When the rates become effective May 14, 2007, you will see:

  • A rate increase in almost every class of mail.
  • In addition to weight, the rate structure places a greater emphasis on size and shape.
  • A reduction in the cost of an "additional ounce" for First-Class Mail®.
  • More affordable address update solutions.
  • Worksharing (presorting) remains key to lowering your expenses.
  • Permanent flat-rate pricing for Priority Mail® envelopes and boxes.
  • New opportunities in barcoding and low-cost delivery confirmation services.
What is the USPS trying to accomplish?

The USPS is looking to better align postal rates with the actual costs to process and deliver mail on a piece-by-piece basis. In basic terms, you will be given incentives to:

  • Create mailpieces that are compatible with the USPS processing systems
  • Improve address quality
  • Deposit letters, flats and parcels closer to their destinations
Current New

Single-piece Letter – First ounce
$0.39 $0.41

Single-piece Flat – First ounce
$0.52 $0.80

Single-piece Parcel – First ounce
$0.52 $1.13

Each additional ounce
$0.24 $0.17

Nonmachinable surcharge*
$0.13 $0.13

Presorted Letter – First ounce
$0.371 $0.373

Presorted Flat – First ounce
$0.429 $0.699

Automation Letter – 5-digit – First ounce
$0.293 $0.312

Automation Flat – 5-digit – First ounce
$0.376 $0.383

$0.24 $0.26


Letter up to 3.3 ounces – AADC (Nonautomation)
$0.282 $0.246

Flat up to 3.3 ounces – ADC (Nonautomation)*
$0.363 $0.461

Letter up to 3.3 ounces – 5-digit (Automation)
$0.200 $0.218

Flat up to 3.3 ounces – 5-digit (Automation)
$0.275 $0.335

BMC Destination Entry Discount (Piece Rate)
$0.022 $0.033

SCF Destination Entry Discount (Piece Rate)
$0.027 $0.042


Priority Mail® - Flat Rate Envelope
$4.05 $4.60

Priority Mail® - Flat Rate Box*
$8.10 $9.15

Express Mail® - 0.5 lb. Post Office to Addressee
$14.40 $16.25

Parcel Post – 1 lb. Intra-BMC Local Zone
$2.96 $3.42

Media Mail – 1 lb. Single-Piece
$1.59 $2.13

Library Mail – 1 lb. Single-Piece
$1.51 $2.02


Registered Mail™
$7.90 $9.50

Certified Mail™
$2.40 $2.65

Return Receipt (paper-based)
$1.85 $2.15

Electronic Return Receipt
$1.35 $0.85

Address Correction – Manual
$0.75 $0.50

Address Correction – Electronic
$0.21 $0.06

View complete rate tables at

* The Governors of the USPS have requested that the Postal Regulatory Commission reconsider the amount of this increase.

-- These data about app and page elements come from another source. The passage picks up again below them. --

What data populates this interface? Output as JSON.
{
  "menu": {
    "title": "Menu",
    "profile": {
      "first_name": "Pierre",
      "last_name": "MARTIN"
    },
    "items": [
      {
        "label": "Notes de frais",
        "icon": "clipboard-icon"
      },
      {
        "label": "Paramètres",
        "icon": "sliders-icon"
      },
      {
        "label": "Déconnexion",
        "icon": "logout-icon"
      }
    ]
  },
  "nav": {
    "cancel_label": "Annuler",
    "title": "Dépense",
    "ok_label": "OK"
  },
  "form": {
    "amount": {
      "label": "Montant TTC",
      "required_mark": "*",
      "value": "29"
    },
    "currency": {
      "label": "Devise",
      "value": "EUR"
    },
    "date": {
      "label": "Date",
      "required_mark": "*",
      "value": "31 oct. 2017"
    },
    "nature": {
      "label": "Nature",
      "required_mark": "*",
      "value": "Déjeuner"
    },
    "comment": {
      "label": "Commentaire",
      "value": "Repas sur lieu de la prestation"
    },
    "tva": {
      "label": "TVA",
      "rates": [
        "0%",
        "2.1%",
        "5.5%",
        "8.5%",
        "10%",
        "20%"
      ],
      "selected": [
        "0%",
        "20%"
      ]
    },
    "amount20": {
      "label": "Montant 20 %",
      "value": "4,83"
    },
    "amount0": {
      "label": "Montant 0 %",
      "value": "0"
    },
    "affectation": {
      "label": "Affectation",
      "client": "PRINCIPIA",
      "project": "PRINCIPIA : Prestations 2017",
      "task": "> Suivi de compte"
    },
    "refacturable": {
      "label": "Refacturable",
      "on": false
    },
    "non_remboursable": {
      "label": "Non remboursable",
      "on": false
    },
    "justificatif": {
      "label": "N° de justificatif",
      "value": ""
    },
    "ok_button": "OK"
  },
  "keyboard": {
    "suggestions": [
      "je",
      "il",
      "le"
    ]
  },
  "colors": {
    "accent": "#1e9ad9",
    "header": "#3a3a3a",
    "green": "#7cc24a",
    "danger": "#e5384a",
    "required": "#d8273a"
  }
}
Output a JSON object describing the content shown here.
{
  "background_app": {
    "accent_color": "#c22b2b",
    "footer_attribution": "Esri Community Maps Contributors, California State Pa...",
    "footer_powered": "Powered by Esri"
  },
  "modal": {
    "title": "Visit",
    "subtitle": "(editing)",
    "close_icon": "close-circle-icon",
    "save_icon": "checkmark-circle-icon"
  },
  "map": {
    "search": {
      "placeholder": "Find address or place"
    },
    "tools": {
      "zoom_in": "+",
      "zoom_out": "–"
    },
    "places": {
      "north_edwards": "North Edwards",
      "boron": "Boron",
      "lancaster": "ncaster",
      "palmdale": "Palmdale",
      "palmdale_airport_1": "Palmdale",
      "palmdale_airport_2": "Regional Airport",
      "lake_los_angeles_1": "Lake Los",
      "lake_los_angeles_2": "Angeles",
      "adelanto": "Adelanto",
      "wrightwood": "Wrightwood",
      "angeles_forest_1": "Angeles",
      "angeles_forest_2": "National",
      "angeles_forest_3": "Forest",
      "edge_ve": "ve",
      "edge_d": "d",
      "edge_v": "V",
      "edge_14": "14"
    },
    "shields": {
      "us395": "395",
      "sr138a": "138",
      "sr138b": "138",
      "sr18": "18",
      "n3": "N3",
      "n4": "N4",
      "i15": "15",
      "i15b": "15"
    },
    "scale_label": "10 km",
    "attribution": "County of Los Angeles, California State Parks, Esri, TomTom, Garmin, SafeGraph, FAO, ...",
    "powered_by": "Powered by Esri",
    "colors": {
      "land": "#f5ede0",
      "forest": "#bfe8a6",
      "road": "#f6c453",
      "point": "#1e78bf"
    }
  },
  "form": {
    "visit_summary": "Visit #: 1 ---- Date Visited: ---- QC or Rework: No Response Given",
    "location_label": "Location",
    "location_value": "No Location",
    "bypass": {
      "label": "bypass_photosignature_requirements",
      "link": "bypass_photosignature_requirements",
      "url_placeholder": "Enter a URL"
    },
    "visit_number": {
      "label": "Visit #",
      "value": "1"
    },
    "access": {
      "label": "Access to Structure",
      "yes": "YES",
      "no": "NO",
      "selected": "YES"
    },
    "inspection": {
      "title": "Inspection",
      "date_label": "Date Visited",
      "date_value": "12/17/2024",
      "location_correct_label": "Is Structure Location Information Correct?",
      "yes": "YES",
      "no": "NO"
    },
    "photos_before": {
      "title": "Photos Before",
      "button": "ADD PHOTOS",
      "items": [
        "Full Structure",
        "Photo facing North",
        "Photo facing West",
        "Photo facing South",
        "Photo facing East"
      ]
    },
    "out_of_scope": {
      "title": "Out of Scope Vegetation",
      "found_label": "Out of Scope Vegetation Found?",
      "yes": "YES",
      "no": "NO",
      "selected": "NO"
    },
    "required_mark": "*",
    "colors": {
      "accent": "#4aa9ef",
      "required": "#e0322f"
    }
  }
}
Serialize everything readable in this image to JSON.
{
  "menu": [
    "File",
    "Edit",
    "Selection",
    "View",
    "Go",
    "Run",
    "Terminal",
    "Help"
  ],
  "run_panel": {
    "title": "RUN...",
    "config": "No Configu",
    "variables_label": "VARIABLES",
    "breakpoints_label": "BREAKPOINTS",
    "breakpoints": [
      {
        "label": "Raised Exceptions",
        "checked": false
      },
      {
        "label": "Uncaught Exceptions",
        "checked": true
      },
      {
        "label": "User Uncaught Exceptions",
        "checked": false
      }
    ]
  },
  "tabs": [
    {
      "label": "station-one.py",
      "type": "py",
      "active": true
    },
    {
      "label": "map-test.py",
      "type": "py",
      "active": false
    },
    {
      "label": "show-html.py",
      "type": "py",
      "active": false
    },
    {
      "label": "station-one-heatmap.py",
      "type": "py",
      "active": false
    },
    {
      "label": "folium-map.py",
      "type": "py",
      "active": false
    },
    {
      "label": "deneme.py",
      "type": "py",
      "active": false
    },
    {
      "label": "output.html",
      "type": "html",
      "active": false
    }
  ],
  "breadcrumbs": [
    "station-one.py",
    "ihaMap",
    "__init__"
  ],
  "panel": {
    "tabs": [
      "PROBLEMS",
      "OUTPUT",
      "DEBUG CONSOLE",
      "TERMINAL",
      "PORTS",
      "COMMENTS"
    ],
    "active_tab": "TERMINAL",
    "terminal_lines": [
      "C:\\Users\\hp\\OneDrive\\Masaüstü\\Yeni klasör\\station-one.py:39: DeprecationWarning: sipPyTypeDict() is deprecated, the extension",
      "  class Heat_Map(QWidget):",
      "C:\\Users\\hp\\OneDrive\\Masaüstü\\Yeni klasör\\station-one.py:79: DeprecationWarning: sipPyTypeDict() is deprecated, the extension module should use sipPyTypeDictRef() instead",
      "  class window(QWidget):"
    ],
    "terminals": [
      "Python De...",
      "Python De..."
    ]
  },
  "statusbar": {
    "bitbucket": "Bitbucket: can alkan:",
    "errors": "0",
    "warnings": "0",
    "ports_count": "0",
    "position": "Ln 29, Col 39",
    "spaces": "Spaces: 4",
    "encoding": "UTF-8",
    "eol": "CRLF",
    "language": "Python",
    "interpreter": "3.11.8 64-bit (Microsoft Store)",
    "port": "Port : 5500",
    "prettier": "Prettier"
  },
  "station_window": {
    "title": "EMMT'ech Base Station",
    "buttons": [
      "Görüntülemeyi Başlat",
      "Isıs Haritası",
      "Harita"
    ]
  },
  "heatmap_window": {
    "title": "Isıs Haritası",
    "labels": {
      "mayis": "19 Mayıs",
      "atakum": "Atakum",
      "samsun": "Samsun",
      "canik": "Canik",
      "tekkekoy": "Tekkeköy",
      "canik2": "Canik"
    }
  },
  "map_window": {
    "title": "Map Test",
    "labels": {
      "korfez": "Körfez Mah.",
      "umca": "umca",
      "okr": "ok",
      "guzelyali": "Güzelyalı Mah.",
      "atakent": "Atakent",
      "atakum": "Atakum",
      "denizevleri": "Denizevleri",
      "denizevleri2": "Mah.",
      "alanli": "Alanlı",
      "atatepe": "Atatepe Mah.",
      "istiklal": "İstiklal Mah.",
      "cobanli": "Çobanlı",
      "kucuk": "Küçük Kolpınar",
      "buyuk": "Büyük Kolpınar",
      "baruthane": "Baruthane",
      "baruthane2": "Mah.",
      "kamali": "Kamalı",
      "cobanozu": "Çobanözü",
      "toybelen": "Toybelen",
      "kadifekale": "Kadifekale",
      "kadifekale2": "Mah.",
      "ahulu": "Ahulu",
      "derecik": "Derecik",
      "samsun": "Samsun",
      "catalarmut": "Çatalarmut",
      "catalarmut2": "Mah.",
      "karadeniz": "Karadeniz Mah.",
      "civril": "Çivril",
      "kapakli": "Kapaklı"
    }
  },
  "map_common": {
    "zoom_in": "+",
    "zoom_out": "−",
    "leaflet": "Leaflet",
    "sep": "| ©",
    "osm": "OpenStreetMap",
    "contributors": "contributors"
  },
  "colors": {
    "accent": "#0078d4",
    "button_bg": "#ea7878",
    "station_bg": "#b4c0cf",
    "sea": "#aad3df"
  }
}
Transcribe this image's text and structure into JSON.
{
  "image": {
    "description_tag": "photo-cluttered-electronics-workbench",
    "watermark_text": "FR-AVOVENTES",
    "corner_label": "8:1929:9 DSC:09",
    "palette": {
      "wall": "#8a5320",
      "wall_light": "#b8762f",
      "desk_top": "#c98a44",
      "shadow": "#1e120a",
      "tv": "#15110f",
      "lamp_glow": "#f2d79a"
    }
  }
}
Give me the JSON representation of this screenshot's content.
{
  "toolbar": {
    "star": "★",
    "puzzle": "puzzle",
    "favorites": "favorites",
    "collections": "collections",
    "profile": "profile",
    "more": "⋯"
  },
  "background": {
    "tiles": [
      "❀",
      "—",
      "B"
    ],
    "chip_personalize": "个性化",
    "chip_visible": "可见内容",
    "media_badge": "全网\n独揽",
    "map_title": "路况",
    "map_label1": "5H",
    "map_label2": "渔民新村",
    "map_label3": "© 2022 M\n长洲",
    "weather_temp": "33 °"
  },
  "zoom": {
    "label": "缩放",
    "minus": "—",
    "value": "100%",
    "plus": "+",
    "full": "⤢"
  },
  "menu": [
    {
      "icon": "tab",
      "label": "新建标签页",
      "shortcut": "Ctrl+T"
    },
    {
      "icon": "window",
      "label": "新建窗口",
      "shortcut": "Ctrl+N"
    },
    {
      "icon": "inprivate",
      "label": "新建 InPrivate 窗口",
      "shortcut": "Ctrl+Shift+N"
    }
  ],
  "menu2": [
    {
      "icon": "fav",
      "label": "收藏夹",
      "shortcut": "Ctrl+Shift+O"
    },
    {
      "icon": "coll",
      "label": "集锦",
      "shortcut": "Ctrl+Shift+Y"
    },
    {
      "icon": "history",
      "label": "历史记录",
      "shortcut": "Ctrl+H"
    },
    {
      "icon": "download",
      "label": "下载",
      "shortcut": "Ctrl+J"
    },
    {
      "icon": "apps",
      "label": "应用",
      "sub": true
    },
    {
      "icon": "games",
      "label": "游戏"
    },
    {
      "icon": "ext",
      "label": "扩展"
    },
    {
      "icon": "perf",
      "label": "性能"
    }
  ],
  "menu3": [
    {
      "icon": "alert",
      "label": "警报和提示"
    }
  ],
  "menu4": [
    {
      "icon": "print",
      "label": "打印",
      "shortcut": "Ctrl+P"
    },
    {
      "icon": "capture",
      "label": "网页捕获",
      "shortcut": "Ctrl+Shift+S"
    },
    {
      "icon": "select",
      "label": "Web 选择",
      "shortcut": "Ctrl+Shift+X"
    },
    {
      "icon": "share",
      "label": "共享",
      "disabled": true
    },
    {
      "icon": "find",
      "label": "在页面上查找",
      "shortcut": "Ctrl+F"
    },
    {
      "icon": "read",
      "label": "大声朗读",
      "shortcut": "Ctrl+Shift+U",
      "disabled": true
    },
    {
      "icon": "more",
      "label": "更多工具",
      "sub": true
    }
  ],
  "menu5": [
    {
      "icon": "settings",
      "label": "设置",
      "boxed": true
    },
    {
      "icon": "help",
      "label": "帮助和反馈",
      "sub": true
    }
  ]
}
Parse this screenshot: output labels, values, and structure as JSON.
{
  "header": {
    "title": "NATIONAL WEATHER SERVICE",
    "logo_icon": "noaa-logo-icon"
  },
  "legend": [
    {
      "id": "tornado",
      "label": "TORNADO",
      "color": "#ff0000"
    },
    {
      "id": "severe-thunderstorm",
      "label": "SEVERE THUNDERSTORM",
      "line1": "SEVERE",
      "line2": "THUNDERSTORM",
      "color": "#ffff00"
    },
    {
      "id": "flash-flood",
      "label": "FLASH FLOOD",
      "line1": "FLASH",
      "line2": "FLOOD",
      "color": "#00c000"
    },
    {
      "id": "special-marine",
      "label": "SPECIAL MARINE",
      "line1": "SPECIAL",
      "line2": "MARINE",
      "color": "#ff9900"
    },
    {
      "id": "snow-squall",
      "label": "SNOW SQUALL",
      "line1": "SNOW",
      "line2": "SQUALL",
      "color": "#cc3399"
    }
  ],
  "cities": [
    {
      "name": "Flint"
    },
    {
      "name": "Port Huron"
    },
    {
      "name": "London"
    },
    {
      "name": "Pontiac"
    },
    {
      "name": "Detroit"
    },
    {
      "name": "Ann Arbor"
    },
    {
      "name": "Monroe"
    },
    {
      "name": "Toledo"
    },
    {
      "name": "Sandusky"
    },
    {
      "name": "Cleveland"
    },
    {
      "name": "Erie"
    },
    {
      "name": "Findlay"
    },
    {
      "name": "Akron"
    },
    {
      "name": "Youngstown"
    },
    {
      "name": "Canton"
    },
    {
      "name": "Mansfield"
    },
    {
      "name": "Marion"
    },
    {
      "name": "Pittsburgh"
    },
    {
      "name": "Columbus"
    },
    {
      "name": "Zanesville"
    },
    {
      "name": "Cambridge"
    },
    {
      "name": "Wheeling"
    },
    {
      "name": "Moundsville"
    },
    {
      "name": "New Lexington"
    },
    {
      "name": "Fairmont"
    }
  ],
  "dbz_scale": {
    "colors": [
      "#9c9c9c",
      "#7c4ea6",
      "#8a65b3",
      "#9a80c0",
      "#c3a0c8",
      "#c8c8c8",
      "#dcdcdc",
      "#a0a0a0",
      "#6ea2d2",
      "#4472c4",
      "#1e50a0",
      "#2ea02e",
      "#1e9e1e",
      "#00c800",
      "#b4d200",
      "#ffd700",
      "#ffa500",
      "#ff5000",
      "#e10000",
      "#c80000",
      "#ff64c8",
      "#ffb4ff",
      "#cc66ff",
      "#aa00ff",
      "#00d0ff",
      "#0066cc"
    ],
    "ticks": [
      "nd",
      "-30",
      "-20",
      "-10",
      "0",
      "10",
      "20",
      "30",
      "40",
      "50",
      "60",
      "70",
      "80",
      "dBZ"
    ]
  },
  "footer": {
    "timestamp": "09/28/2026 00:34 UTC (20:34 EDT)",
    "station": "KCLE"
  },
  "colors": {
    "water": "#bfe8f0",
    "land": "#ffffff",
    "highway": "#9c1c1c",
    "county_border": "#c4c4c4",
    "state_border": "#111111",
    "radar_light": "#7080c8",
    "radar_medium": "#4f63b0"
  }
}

History of First-Class Stamp Rates
Date† Rate‡
July 1, 1885 - Nov. 1, 1917 .02
Nov. 2, 1917 - June 30, 1919 .03
War Years July 1, 1919 .02 Dropped back by Congress
July 6, 1932 .03
August 1, 1958 .04
January 7, 1963 .05
January 7, 1968 .06
May 16, 1971 .08
March 2, 1974 .10
December 31, 1975 .13
May 29, 1978 .15 "A" Stamp used
March 22, 1981 .18 "B" Stamp used
November 1, 1981 .20 "C" Stamp used
February 17, 1985 .22 "D" Stamp used
April 3, 1988 .25 "E" Stamp used
February 3, 1991 .29 "F" Stamp used
January 1, 1995 .32 "G" Stamp used
January 10, 1999 .33 "H" Stamp used
January 7, 2001 .34 Nondenominated Stamps used
June 30, 2002 .37 Flag and Antique Toy Stamps used
January 8, 2006 .39 Love True Blue and Lady Liberty Flag Stamps used
May 14, 2007 .41 Forever Stamp used
† The date specified is the first day on which the rate became applicable. In some instances, the rate introduced was temporary.
‡ The rate for the first ounce of a First-Class letter. Beginning September 14, 1975, additional ounces have been charged lower than the applicable first-ounce rate.
e-mail E-mail this page
print Printer-friendly page
Postal rate increase and product changes effective May 14, 2007

Related info:
United States Postal Service